■ What is needed:
Within the entries that follow, show each line where the word "data" occurs.

[[ Exercise material open ]]

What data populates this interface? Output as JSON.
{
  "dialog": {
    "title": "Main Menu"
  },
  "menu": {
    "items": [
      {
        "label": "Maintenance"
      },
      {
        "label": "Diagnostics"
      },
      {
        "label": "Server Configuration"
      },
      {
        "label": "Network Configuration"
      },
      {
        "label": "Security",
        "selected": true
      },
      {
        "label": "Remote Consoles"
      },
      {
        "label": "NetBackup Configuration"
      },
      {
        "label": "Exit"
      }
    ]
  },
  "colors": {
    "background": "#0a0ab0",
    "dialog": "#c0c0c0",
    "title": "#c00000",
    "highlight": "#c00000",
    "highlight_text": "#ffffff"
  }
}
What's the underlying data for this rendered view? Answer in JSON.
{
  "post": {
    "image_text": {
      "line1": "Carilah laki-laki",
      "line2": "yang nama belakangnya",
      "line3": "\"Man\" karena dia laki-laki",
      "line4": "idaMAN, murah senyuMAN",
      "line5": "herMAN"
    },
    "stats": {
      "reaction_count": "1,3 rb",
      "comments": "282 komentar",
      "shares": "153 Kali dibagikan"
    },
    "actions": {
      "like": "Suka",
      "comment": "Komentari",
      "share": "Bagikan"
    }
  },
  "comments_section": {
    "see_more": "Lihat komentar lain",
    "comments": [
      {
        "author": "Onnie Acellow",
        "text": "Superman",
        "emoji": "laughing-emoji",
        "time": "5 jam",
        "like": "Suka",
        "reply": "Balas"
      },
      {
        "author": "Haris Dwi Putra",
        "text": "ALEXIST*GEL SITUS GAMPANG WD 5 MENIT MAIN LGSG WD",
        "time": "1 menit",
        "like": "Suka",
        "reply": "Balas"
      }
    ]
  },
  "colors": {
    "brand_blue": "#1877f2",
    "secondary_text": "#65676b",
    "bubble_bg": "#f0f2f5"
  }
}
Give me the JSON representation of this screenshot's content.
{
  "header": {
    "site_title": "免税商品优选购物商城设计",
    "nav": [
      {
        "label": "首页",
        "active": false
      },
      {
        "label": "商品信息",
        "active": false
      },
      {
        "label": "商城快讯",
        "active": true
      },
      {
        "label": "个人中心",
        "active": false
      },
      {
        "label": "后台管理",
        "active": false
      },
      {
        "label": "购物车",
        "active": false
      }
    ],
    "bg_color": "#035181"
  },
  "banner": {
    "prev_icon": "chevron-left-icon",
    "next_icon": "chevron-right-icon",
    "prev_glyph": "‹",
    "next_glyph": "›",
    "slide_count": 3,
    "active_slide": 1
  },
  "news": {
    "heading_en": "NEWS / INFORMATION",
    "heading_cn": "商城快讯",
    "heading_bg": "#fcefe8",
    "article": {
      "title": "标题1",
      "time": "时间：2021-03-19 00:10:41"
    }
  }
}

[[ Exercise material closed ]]

■ Solution to this exercise:
What data populates this interface? Output as JSON.
What's the underlying data for this rendered view? Answer in JSON.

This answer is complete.